    return 0; 
} 

Pursuing a Dream Written in Code


InPursuit
What is this dream?

It all started years ago, when I was in my late teens. My friend, Bill, had a computer. I was enthralled with the things he could do with it. It was amazing to see the things he programmed on his Apple computer. I think it was the iie but I don’t remember the model number for sure. Unfortunately, Bill didn’t see his dream of being a programmer. He died of leukemia when he was about 18 or 19 years old.
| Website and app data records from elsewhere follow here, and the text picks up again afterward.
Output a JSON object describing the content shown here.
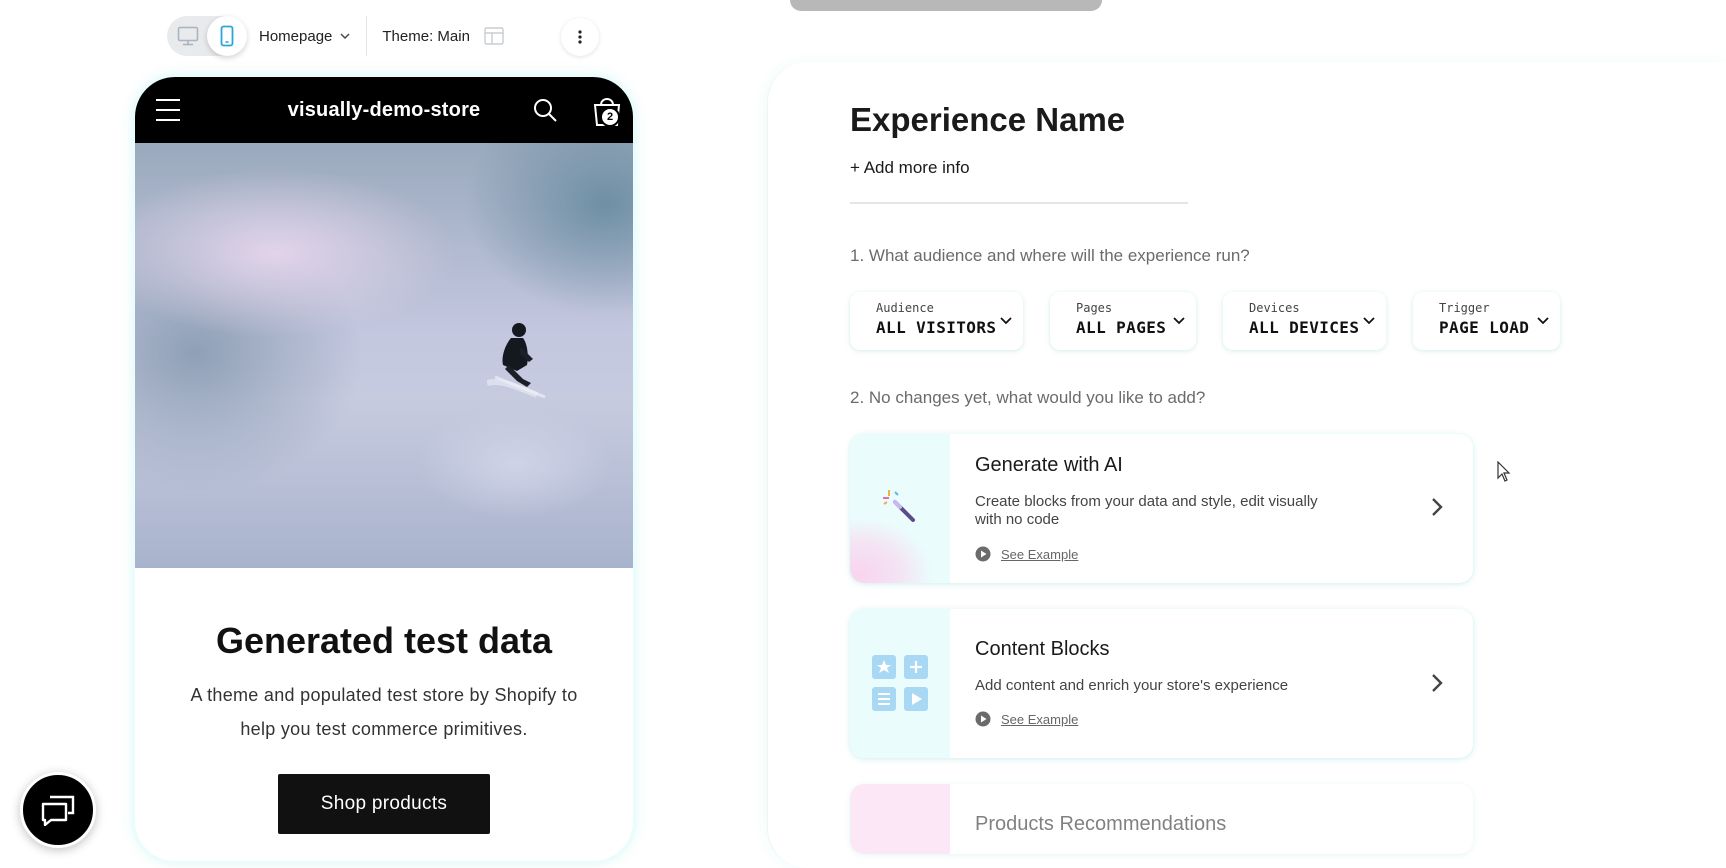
{
  "toolbar": {
    "page_select": "Homepage",
    "theme_label": "Theme: Main"
  },
  "store": {
    "name": "visually-demo-store",
    "cart_count": "2",
    "hero_title": "Generated test data",
    "hero_subtitle": "A theme and populated test store by Shopify to help you test commerce primitives.",
    "shop_button": "Shop products"
  },
  "panel": {
    "title": "Experience Name",
    "add_info": "+ Add more info",
    "question_1": "1. What audience and where will the experience run?",
    "question_2": "2. No changes yet, what would you like to add?",
    "filters": [
      {
        "label": "Audience",
        "value": "ALL VISITORS"
      },
      {
        "label": "Pages",
        "value": "ALL PAGES"
      },
      {
        "label": "Devices",
        "value": "ALL DEVICES"
      },
      {
        "label": "Trigger",
        "value": "PAGE LOAD"
      }
    ],
    "cards": [
      {
        "title": "Generate with AI",
        "desc": "Create blocks from your data and style, edit visually with no code",
        "link": "See Example"
      },
      {
        "title": "Content Blocks",
        "desc": "Add content and enrich your store's experience",
        "link": "See Example"
      },
      {
        "title": "Products Recommendations"
      }
    ]
  },
  "colors": {
    "accent": "#2aa7d8",
    "panel_border": "#bff3f3",
    "thumb_teal": "#ebfcfc",
    "thumb_pink": "#f9d4ef"
  }
}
I think he would have been a great contributor to excellence in the computer-driven world we have today.

I’ve wandered my own path in life but computers and music have always been of prime importance. I tried computer programming when I was younger but the math classes discouraged me. I’ve taught music forever, own and operate my own business that does a variety of media production (including music and video) and teaches music and art in our local community. I worked as a technical writer for a number of years, went to school for music and to learn the business of the entertainment industry, and also write and manage the company’s web pages. My interest in programming has never left but my own near death experience in November 2012 has given me an enhanced appreciation of life and the impetus to do the things I’ve wanted to do for a long time.

So, Here’s the Plan

I am currently doing websites in PHP and HTML (my strongest web languages), with MySQL and CSS (necessary companions) and a smattering of Javascript (my weakest language and the closest to being my nemesis). I will be working to update these skills as I go in my daily work.

The areas of interest I have in learning and using additional languages include refreshing my knowledge of C, continuing in C++ and getting farther with Java than I have gone. I learned C years ago but got stuck on pointers. How silly that seems now. I didn’t get very far with C++; I’m going through the tutorial now and can tell you that a couple of years makes a big difference. I stopped for a while in Java but need to go through all the object oriented stuff more fully.

Will You Join Me on My Journey?

I will be posting about my journey here as I strive to become a better programmer. It doesn’t mean I will only post about computer programming. I will also be posting about music, my other great passion, and the two great things you are never supposed to discuss in polite company, namely, religion and politics. You are welcome to join me as I continue a journey that is years in the making. There may be wisdom and wit; that often happens when I’m at my best. You may also, from time to time, catch me at my worst. I hope you will gain something from every minute of it.